The first thing to know is that not all sleep medications are the same. “The myth is, ‘It doesn’t matter which one you choose, they all work the same way, they all do the same thing.’ They don’t,” said Dr. Andrew D. Krystal, a psychiatrist at the University of California, San Francisco, who specializes in sleep disorders. Some drugs, like zaleplon (Sonata), decrease the amount of time it takes to fall asleep, he said; while others, such as suvorexant (Belsomra), block signals in the brain that cause you to wake up. The hormone melatonin, as well as prescription drugs like ramelteon (Rozerem) that act on melatonin receptors, help regulate the body’s internal clock but don’t necessarily help you stay asleep.
The best drug for you will largely depend on what causes your insomnia. “It really is about choosing the right medication for the patient,” said Dr. Aruna S. Rao, a neurologist at Johns Hopkins Medicine. If your problem is that you can’t fall asleep at bedtime, then a drug that prevents you from waking in the middle of the night may not help. If you fall asleep easily but can’t sleep toward the end of the night, then drugs that wear off within a few hours, like zaleplon (Sonata), aren’t going to do you much good, either.
Many people, too, have sleeping problems that won’t be resolved with any sleeping pill. One such condition is sleep apnea, which afflicts 22 million people in the United States and causes frequent wake-ups, said Dr. Grace Pien, a pulmonary, critical care and sleep medicine physician at Johns Hopkins Medicine.
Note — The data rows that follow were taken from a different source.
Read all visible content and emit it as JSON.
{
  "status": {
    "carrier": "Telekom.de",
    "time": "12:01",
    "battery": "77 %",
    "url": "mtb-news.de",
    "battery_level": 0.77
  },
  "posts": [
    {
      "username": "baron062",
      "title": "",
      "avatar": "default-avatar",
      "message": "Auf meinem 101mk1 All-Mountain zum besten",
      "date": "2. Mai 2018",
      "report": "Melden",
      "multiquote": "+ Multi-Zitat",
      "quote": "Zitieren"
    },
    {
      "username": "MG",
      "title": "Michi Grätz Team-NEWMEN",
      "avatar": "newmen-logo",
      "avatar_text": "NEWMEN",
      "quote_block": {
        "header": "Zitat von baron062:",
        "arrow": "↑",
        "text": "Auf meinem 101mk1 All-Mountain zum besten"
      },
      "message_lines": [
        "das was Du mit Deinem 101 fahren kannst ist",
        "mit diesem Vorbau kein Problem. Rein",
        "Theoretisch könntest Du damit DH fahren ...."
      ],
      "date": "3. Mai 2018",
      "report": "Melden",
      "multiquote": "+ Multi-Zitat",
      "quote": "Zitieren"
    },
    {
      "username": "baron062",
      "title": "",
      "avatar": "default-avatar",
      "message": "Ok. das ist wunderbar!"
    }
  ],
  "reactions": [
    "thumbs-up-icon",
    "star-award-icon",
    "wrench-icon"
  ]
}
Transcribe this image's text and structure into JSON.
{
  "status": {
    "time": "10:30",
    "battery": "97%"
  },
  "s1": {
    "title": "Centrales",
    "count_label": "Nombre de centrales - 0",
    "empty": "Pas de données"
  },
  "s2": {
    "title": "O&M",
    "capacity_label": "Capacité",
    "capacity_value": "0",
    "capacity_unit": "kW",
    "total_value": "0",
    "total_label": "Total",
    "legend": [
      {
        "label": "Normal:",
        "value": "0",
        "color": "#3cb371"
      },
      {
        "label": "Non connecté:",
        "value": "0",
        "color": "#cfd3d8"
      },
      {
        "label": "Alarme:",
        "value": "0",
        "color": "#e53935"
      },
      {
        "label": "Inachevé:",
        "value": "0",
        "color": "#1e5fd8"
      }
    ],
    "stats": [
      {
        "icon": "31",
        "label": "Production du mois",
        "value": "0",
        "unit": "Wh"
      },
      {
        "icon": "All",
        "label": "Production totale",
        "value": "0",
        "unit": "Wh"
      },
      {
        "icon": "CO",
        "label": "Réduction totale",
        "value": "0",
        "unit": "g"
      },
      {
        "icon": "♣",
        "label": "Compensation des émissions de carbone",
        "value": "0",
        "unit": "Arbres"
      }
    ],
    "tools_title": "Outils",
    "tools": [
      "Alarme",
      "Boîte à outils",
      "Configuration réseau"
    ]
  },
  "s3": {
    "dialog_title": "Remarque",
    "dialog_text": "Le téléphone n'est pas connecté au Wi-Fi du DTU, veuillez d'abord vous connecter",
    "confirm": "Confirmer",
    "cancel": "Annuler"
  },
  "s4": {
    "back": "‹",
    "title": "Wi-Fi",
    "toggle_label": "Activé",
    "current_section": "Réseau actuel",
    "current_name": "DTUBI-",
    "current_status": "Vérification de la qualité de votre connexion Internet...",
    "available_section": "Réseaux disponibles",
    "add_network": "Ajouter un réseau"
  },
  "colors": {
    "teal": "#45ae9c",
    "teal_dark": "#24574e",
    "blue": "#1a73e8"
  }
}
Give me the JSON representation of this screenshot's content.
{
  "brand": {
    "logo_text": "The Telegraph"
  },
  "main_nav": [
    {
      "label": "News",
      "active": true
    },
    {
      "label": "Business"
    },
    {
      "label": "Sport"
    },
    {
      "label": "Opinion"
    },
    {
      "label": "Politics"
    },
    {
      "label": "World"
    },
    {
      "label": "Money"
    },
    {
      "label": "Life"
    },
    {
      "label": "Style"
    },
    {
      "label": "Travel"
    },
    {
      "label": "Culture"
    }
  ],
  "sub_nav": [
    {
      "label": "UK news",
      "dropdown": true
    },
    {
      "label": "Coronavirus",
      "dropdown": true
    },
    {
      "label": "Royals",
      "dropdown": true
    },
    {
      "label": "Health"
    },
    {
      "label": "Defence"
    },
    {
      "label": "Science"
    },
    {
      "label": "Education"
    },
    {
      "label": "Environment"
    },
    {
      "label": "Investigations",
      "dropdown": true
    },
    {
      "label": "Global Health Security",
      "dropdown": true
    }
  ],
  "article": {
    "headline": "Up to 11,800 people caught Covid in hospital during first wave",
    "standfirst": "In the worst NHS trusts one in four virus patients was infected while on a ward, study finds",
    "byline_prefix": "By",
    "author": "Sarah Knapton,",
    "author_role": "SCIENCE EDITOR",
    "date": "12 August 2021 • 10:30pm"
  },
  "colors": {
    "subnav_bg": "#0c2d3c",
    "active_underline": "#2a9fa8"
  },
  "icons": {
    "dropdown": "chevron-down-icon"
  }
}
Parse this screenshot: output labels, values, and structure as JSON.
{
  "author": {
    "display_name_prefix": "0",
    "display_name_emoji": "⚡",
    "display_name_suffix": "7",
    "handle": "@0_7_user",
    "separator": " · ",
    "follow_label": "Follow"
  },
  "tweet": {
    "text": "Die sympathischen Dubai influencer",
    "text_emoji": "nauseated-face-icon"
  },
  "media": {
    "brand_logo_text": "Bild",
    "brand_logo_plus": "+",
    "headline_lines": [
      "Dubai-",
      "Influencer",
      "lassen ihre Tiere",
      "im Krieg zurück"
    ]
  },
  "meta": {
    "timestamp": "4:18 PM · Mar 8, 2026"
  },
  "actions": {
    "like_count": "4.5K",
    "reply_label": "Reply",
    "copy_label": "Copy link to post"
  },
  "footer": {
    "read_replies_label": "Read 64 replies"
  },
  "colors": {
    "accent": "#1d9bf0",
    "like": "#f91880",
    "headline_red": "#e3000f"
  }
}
Sleep apnea is best managed with a machine that provides continuous positive airway pressure (CPAP), not with medication.
Another issue is that many sleep aids don’t have convincing data behind them. The over-the-counter antihistamines I used to take, which contain diphenhydramine, “were never really systematically studied for their effects on sleep,” Dr. Krystal said. They’re recognized for their allergy benefits but are often used as a sleep aid because they cause drowsiness, he added. The few studies that have been done on diphenhydramine suggest that it doesn’t help much at all: Clinical practice guidelines from the American Academy of Sleep Medicine say the antihistimine’s benefits, in terms of extra sleep, are “below the level of clinically significant improvement.”